The Zhuihu shares similarities in design with the Huqin family, like the Erhu. Its sound box is short and thick, made from copper or hardwood, and covered with python skin. The neck resembles that of the Sanxian and doubles as a fingerboard. It typically has two strings, tuned to A and D1, covering a range from A to D3. The Zhuihu is unique for its ability to imitate human voices, animal sounds, and even certain percussive elements.
Performance and Usage
This instrument is not only used for accompanying traditional operas and narrative singing but also for solo and ensemble performances. It has gained a special place in Chinese folk orchestras due to its expressive sound and wide range.
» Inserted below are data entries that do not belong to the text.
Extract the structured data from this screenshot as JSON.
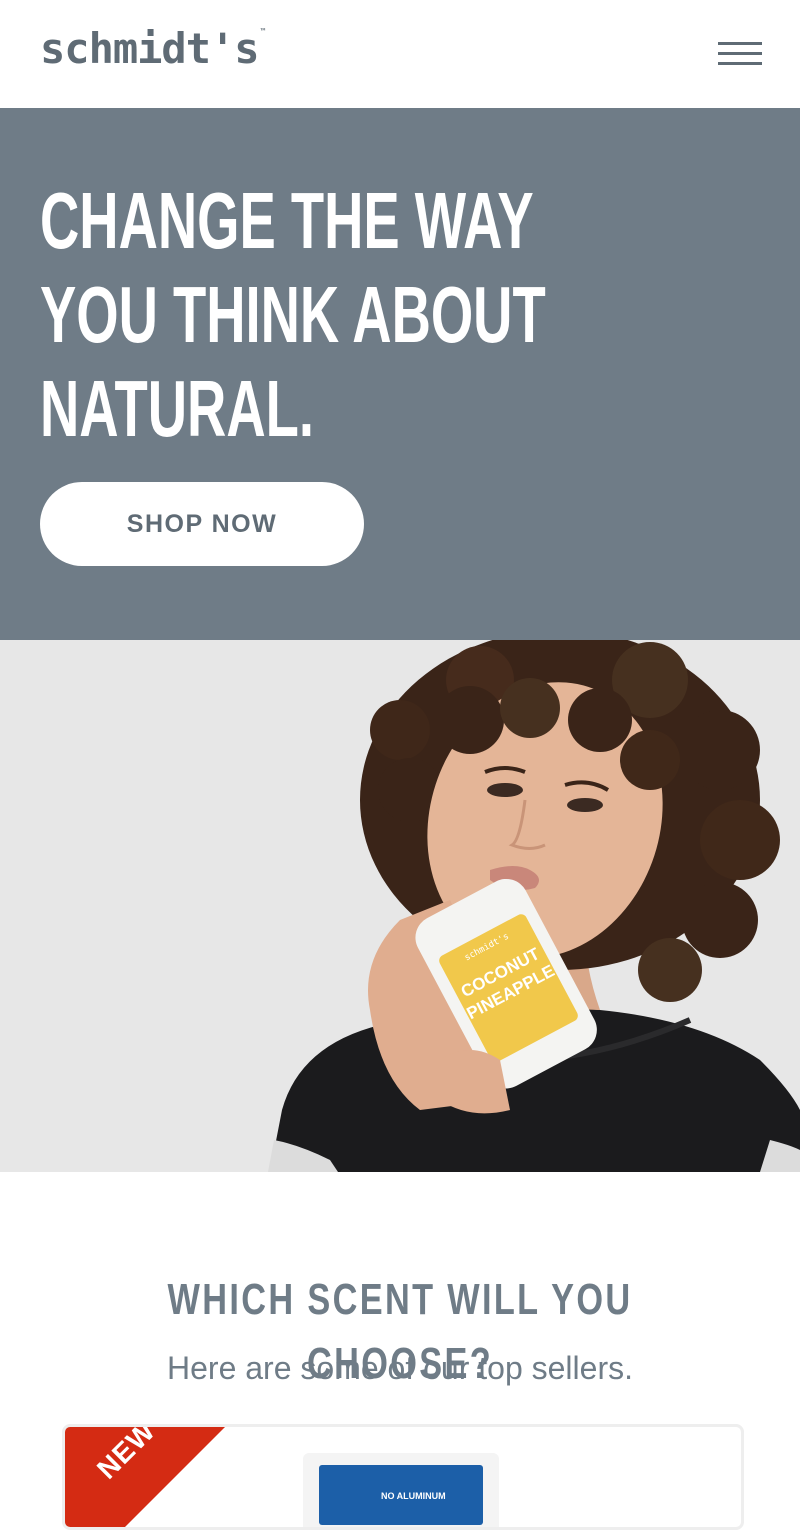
{
  "header": {
    "logo_text": "schmidt's",
    "logo_tm": "™",
    "menu_icon": "hamburger-menu-icon"
  },
  "hero": {
    "title_line1": "CHANGE THE WAY",
    "title_line2": "YOU THINK ABOUT",
    "title_line3": "NATURAL.",
    "cta_label": "SHOP NOW",
    "background_color": "#6f7c87"
  },
  "photo": {
    "product_label_line1": "COCONUT",
    "product_label_line2": "PINEAPPLE",
    "product_brand": "schmidt's"
  },
  "scents": {
    "title": "WHICH SCENT WILL YOU CHOOSE?",
    "subtitle": "Here are some of our top sellers.",
    "badge": "NEW",
    "product_label": "NO ALUMINUM",
    "badge_color": "#d42b13",
    "label_color": "#1c5fa8"
  }
}
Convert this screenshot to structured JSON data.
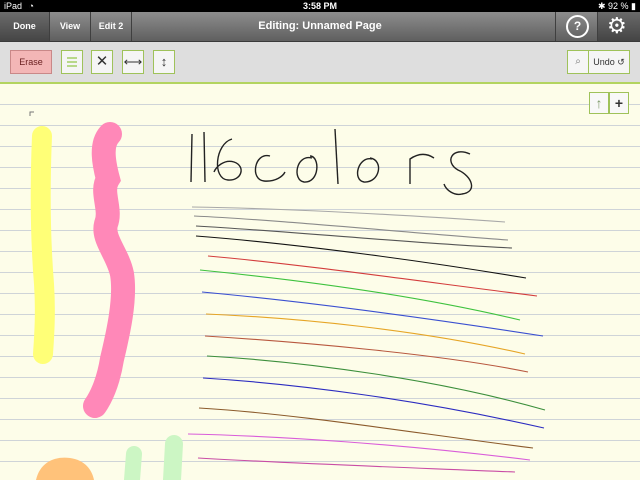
{
  "status_bar": {
    "device": "iPad",
    "time": "3:58 PM",
    "battery": "92 %",
    "wifi_icon": "wifi-icon",
    "bluetooth_icon": "bluetooth-icon"
  },
  "title_bar": {
    "tabs": [
      {
        "label": "Done"
      },
      {
        "label": "View"
      },
      {
        "label": "Edit 2"
      }
    ],
    "title": "Editing: Unnamed Page",
    "help_icon": "question-icon",
    "settings_icon": "gear-icon"
  },
  "toolbar": {
    "erase_label": "Erase",
    "undo_label": "Undo",
    "icons": [
      "lines-icon",
      "tools-icon",
      "horizontal-resize-icon",
      "vertical-resize-icon",
      "search-icon",
      "undo-icon"
    ]
  },
  "page_controls": {
    "up_icon": "up-arrow-icon",
    "add_icon": "plus-icon"
  },
  "colors": {
    "accent": "#b3d45f",
    "page": "#fdfde9",
    "rule": "#cfd4d8"
  },
  "drawing": {
    "handwriting": "16colors",
    "stroke_colors": [
      "#a8a8a8",
      "#8a8a8a",
      "#555555",
      "#111111",
      "#d33c3c",
      "#3ec23e",
      "#3a4fd0",
      "#e6a526",
      "#b8583f",
      "#3c8f3c",
      "#2c2cc0",
      "#8b5a2b",
      "#d95dd9",
      "#c94da5",
      "#ffff77",
      "#ff88b8"
    ]
  }
}
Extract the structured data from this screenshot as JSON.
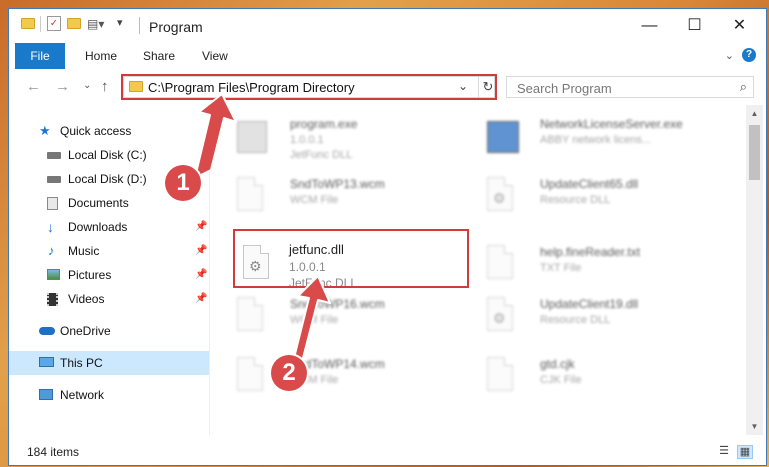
{
  "window": {
    "title": "Program",
    "controls": {
      "minimize": "—",
      "maximize": "☐",
      "close": "✕"
    }
  },
  "ribbon": {
    "tabs": [
      "File",
      "Home",
      "Share",
      "View"
    ],
    "help": "?"
  },
  "address_bar": {
    "path": "C:\\Program Files\\Program Directory"
  },
  "search": {
    "placeholder": "Search Program"
  },
  "sidebar": {
    "items": [
      {
        "label": "Quick access",
        "icon": "star-icon",
        "pinned": false
      },
      {
        "label": "Local Disk (C:)",
        "icon": "drive-icon",
        "pinned": false
      },
      {
        "label": "Local Disk (D:)",
        "icon": "drive-icon",
        "pinned": false
      },
      {
        "label": "Documents",
        "icon": "documents-icon",
        "pinned": false
      },
      {
        "label": "Downloads",
        "icon": "download-icon",
        "pinned": true
      },
      {
        "label": "Music",
        "icon": "music-icon",
        "pinned": true
      },
      {
        "label": "Pictures",
        "icon": "pictures-icon",
        "pinned": true
      },
      {
        "label": "Videos",
        "icon": "videos-icon",
        "pinned": true
      },
      {
        "label": "OneDrive",
        "icon": "cloud-icon",
        "pinned": false
      },
      {
        "label": "This PC",
        "icon": "computer-icon",
        "pinned": false,
        "selected": true
      },
      {
        "label": "Network",
        "icon": "network-icon",
        "pinned": false
      }
    ]
  },
  "files": [
    {
      "name": "program.exe",
      "line2": "1.0.0.1",
      "line3": "JetFunc DLL",
      "blurred": true
    },
    {
      "name": "NetworkLicenseServer.exe",
      "line2": "ABBY network licens...",
      "line3": "",
      "blurred": true
    },
    {
      "name": "SndToWP13.wcm",
      "line2": "WCM File",
      "line3": "",
      "blurred": true
    },
    {
      "name": "UpdateClient65.dll",
      "line2": "Resource DLL",
      "line3": "",
      "blurred": true
    },
    {
      "name": "jetfunc.dll",
      "line2": "1.0.0.1",
      "line3": "JetFunc DLL",
      "blurred": false
    },
    {
      "name": "help.fineReader.txt",
      "line2": "TXT File",
      "line3": "",
      "blurred": true
    },
    {
      "name": "SndToWP16.wcm",
      "line2": "WCM File",
      "line3": "",
      "blurred": true
    },
    {
      "name": "UpdateClient19.dll",
      "line2": "Resource DLL",
      "line3": "",
      "blurred": true
    },
    {
      "name": "SndToWP14.wcm",
      "line2": "WCM File",
      "line3": "",
      "blurred": true
    },
    {
      "name": "gtd.cjk",
      "line2": "CJK File",
      "line3": "",
      "blurred": true
    }
  ],
  "status": {
    "item_count": "184 items"
  },
  "annotations": {
    "badge1": "1",
    "badge2": "2",
    "color": "#d94a4a"
  }
}
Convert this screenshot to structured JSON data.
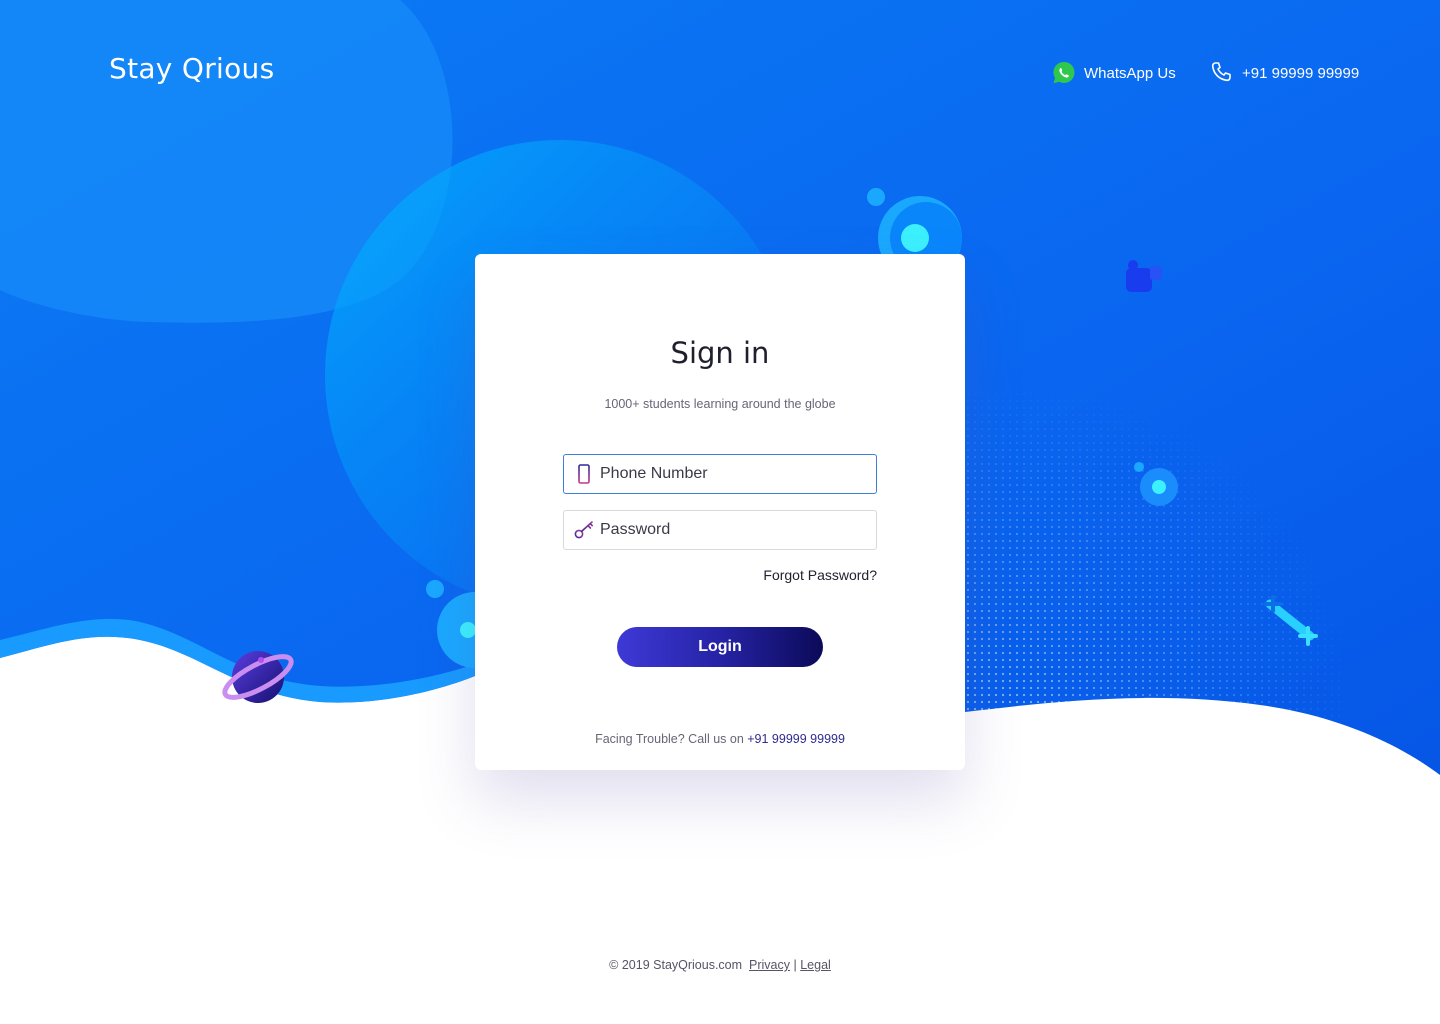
{
  "header": {
    "logo": "Stay Qrious",
    "whatsapp_label": "WhatsApp Us",
    "phone_label": "+91 99999 99999"
  },
  "signin": {
    "title": "Sign in",
    "subtitle": "1000+ students learning around the globe",
    "phone_placeholder": "Phone Number",
    "password_placeholder": "Password",
    "forgot_label": "Forgot Password?",
    "login_label": "Login",
    "trouble_text": "Facing Trouble? Call us on ",
    "trouble_phone": "+91 99999 99999"
  },
  "footer": {
    "copyright": "© 2019 StayQrious.com",
    "privacy_label": "Privacy",
    "separator": "|",
    "legal_label": "Legal"
  },
  "colors": {
    "background_blue": "#0a66f0",
    "whatsapp_green": "#2fc84f",
    "button_start": "#3e39d6",
    "button_end": "#0b0a58",
    "active_border": "#3d7fd6"
  },
  "icons": {
    "whatsapp": "whatsapp-icon",
    "phone": "phone-icon",
    "mobile": "mobile-phone-icon",
    "key": "key-icon",
    "planet": "planet-icon",
    "rocket": "rocket-icon",
    "astronaut": "astronaut-icon"
  }
}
Its capability to produce a blend of soft and powerful tones makes it distinct from other instruments.
Variants and Innovations
Different regions and theatrical forms have led to variations of the Zhuihu, categorized traditionally into three types: 曲胡 (Qū hú), 坠琴 (Zhuì qín), and 坠子 (Zhuì zi). Further innovations have led to the development of new forms like the Deep Ze Zhuihu and the three-string Zhuihu, each with unique structural and tonal characteristics.
The Zhuihu has a rich history tied to the cultural and musical traditions of China. It has played a significant role in the preservation and evolution of regional operas and music styles. The instrument’s adaptability and unique sound have made it an integral part of Chinese musical heritage, echoing the country’s rich cultural diversity.
Source: Baike Baidu